In the translation of Ludwig Wittengenstein’s book the Tractatus Logico-Philosophicus (first published in 1921), Wittgenstein et al (2001: 9) note that ‘we picture facts to ourselves’ and that ‘a picture is a model of reality’. Wittgenstein was referring to how we use language to help us access reality. These statements could also be used to describe how we view photography.
Photography has long been considered as a window to the world. But there is often a disparity between the subject in the photograph and the appearance of the subject in the photograph. Lenses and the construction of the camera distort the image of the subject, so that we see a representation of the subject.
Figure 1: Jesus Diaz 2017
As a photographer, my choice of lens is very important to how I want my image to be interpreted. I carefully consider all aspects of the intended image before I stage and take the image. As a photographer and image maker, I intervene in every stage of every photograph. I stage the narrative, style the subject, select what to include or exclude, the image crop, colour balance etc. And after this I often enhance the image using digital software such as Photoshop. Even my captions and choice of context in which to display the work can change the meaning and perception of whether the image is really real.
Each viewer will interpret the image differently based on their own experiences and understanding of the subject. But they are looking at and making judgements on an image that is already an interpretation of the subject based on my viewpoint and the camera’s condition and mechanism for taking the photograph. Photographs can not only create false images, they can create false expectations of the truth of the photograph. They can be an expression of reality but cannot be categorised as really real in my opinion. Reality can appear in a certain way to different people and some can mistakenly believe the appearance in the photograph to be the reality, when it is a deliberate and staged representation of the subject. The photograph captured a depiction of the reality based on the choices made by myself and not the reality itself.

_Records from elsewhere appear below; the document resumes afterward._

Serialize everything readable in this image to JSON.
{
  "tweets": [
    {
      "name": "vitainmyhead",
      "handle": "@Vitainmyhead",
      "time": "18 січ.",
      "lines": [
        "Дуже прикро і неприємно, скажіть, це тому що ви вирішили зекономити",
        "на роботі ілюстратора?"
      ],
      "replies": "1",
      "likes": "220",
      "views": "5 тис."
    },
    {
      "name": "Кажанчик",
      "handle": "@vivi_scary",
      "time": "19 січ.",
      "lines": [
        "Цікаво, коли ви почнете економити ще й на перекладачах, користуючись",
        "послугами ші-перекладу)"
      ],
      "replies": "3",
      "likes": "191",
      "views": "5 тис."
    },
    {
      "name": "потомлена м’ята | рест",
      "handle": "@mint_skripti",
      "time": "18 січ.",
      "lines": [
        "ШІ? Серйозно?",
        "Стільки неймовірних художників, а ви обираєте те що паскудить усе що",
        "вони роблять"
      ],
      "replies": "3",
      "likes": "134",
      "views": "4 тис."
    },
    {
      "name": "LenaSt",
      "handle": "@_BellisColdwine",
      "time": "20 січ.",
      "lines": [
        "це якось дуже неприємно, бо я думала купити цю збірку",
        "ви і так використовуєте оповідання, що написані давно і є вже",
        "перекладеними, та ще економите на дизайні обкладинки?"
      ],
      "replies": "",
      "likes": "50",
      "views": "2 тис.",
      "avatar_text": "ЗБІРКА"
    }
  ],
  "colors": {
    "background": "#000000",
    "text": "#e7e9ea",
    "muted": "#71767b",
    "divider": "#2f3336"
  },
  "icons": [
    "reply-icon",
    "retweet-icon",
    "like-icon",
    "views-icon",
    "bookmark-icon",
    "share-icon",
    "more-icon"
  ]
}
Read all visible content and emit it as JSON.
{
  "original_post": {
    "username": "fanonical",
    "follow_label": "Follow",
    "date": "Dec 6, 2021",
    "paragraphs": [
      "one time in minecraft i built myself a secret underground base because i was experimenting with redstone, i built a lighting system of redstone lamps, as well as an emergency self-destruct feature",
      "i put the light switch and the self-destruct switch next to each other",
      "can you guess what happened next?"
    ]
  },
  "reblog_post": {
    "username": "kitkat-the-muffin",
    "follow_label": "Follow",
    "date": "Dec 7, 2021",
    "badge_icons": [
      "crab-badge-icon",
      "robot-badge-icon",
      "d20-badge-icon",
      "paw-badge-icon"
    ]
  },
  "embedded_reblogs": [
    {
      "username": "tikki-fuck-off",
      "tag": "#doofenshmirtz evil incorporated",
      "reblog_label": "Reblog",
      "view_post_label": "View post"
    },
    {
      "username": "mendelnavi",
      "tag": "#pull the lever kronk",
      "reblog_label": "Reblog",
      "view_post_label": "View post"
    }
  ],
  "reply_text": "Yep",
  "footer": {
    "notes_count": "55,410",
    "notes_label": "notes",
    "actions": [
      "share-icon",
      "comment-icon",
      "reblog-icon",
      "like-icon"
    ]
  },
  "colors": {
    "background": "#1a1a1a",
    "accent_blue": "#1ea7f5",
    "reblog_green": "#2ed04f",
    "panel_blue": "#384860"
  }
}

Emmet, G. From Hakon Agustsson – hakon@PhotoQuotes.com – http://www.PhotoQuotes.com – info@PhotoQuotes.com. 2017. Photography Quotes by Emmet Gowin . [ONLINE] Available at:http://www.photoquotes.com/showquotes.aspx?id=304&name=Gowin,Emmet. [Accessed 12 February 2017].
Wittgenstein, L., Pears, D.F., McGuinness, B.F. and Russell, B. (2001) Tractatus logico-philosophicus. London: Routledge.

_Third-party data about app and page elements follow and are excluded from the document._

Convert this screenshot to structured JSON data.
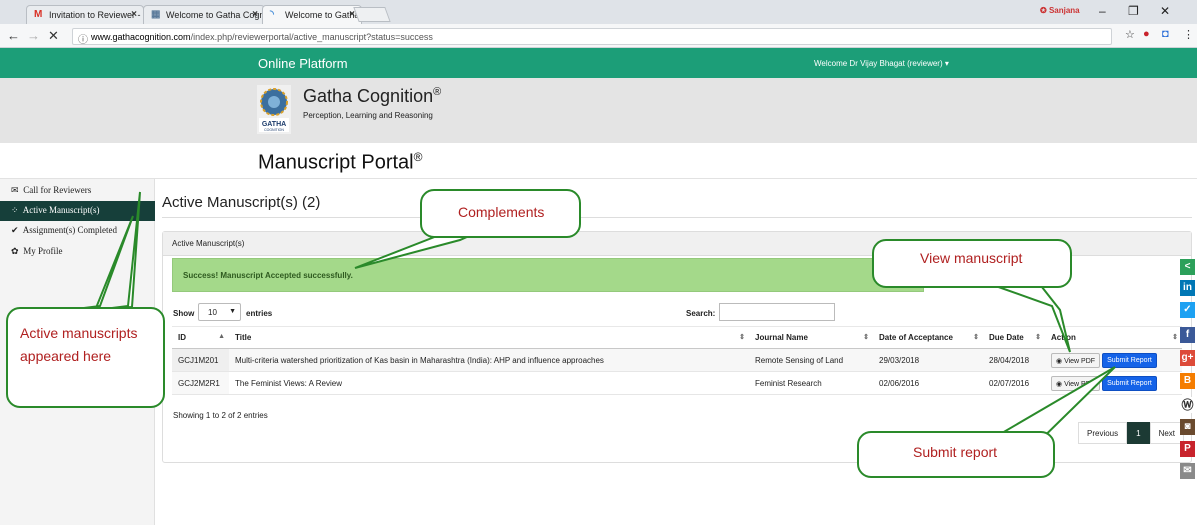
{
  "browser": {
    "tabs": [
      {
        "icon": "gmail-icon",
        "title": "Invitation to Reviewer - I"
      },
      {
        "icon": "page-icon",
        "title": "Welcome to Gatha Cogni"
      },
      {
        "icon": "loading-icon",
        "title": "Welcome to Gatha Cogni"
      }
    ],
    "url_host": "www.gathacognition.com",
    "url_path": "/index.php/reviewerportal/active_manuscript?status=success",
    "user_badge": "Sanjana"
  },
  "header": {
    "platform_label": "Online Platform",
    "welcome_text": "Welcome Dr Vijay Bhagat (reviewer) ▾",
    "brand_title": "Gatha Cognition",
    "brand_reg": "®",
    "brand_subtitle": "Perception, Learning and Reasoning",
    "logo_text": "GATHA COGNITION",
    "portal_title": "Manuscript Portal",
    "portal_reg": "®",
    "accent": "#1c9e78"
  },
  "sidebar": {
    "items": [
      {
        "icon": "envelope-icon",
        "label": "Call for Reviewers"
      },
      {
        "icon": "spinner-icon",
        "label": "Active Manuscript(s)",
        "active": true
      },
      {
        "icon": "check-icon",
        "label": "Assignment(s) Completed"
      },
      {
        "icon": "gear-icon",
        "label": "My Profile"
      }
    ]
  },
  "main": {
    "heading": "Active Manuscript(s) (2)",
    "panel_title": "Active Manuscript(s)",
    "alert_text": "Success! Manuscript Accepted successfully.",
    "show_label": "Show",
    "entries_value": "10",
    "entries_label": "entries",
    "search_label": "Search:",
    "columns": [
      "ID",
      "Title",
      "Journal Name",
      "Date of Acceptance",
      "Due Date",
      "Action"
    ],
    "rows": [
      {
        "id": "GCJ1M201",
        "title": "Multi-criteria watershed prioritization of Kas basin in Maharashtra (India): AHP and influence approaches",
        "journal": "Remote Sensing of Land",
        "accepted": "29/03/2018",
        "due": "28/04/2018"
      },
      {
        "id": "GCJ2M2R1",
        "title": "The Feminist Views: A Review",
        "journal": "Feminist Research",
        "accepted": "02/06/2016",
        "due": "02/07/2016"
      }
    ],
    "view_pdf_label": "View PDF",
    "submit_report_label": "Submit Report",
    "showing_text": "Showing 1 to 2 of 2 entries",
    "pager": {
      "previous": "Previous",
      "current": "1",
      "next": "Next"
    }
  },
  "annotations": {
    "complements": "Complements",
    "view_manuscript": "View manuscript",
    "active_manuscripts": "Active manuscripts appeared here",
    "submit_report": "Submit report",
    "color": "#2a8a2a",
    "text_color": "#b02020"
  },
  "social": [
    "share-icon",
    "linkedin-icon",
    "twitter-icon",
    "facebook-icon",
    "google-plus-icon",
    "blogger-icon",
    "wordpress-icon",
    "instagram-icon",
    "pinterest-icon",
    "email-icon"
  ]
}
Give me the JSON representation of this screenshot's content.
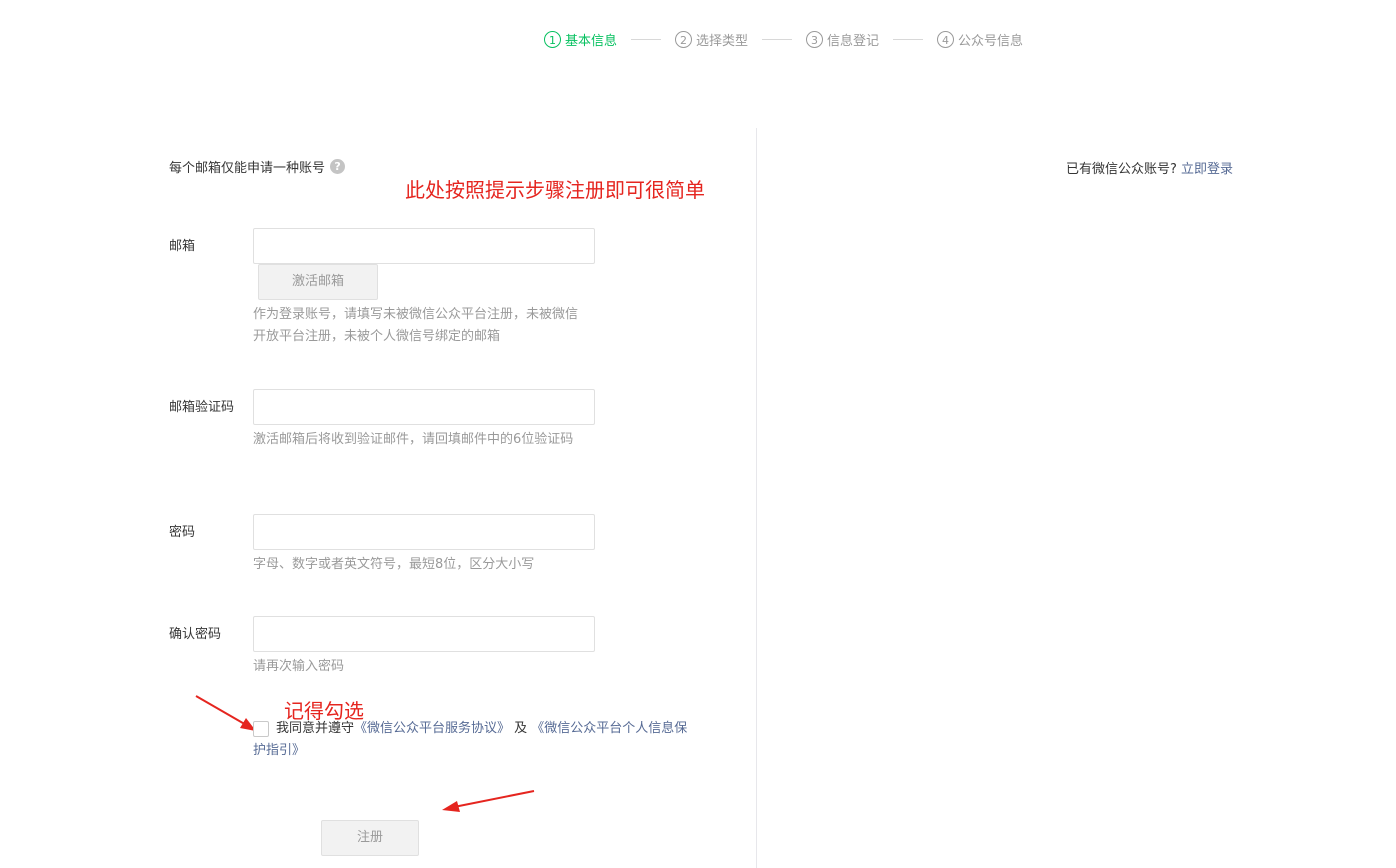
{
  "steps": [
    {
      "num": "1",
      "label": "基本信息",
      "active": true
    },
    {
      "num": "2",
      "label": "选择类型",
      "active": false
    },
    {
      "num": "3",
      "label": "信息登记",
      "active": false
    },
    {
      "num": "4",
      "label": "公众号信息",
      "active": false
    }
  ],
  "form": {
    "notice": "每个邮箱仅能申请一种账号",
    "email_label": "邮箱",
    "email_value": "",
    "activate_button": "激活邮箱",
    "email_tip": "作为登录账号，请填写未被微信公众平台注册，未被微信开放平台注册，未被个人微信号绑定的邮箱",
    "code_label": "邮箱验证码",
    "code_value": "",
    "code_tip": "激活邮箱后将收到验证邮件，请回填邮件中的6位验证码",
    "password_label": "密码",
    "password_value": "",
    "password_tip": "字母、数字或者英文符号，最短8位，区分大小写",
    "confirm_label": "确认密码",
    "confirm_value": "",
    "confirm_tip": "请再次输入密码",
    "agree_prefix": "我同意并遵守",
    "agree_link1": "《微信公众平台服务协议》",
    "agree_and": " 及 ",
    "agree_link2": "《微信公众平台个人信息保护指引》",
    "register_button": "注册"
  },
  "side": {
    "login_prompt": "已有微信公众账号?",
    "login_link": "立即登录"
  },
  "annotations": {
    "top": "此处按照提示步骤注册即可很简单",
    "checkbox": "记得勾选"
  },
  "colors": {
    "accent": "#07c160",
    "link": "#576b95",
    "annotation": "#e5251f"
  }
}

Figure 1: Diaz, J. From Jesus Diaz. 2017. This Image Shows How Camera Lenses Beautify or Uglify Your Pretty Face. [ONLINE] Available at: http://gizmodo.com/5857279/this-is-how-lenses-beautify-or-uglify-your-pretty-face. [Accessed 12 February].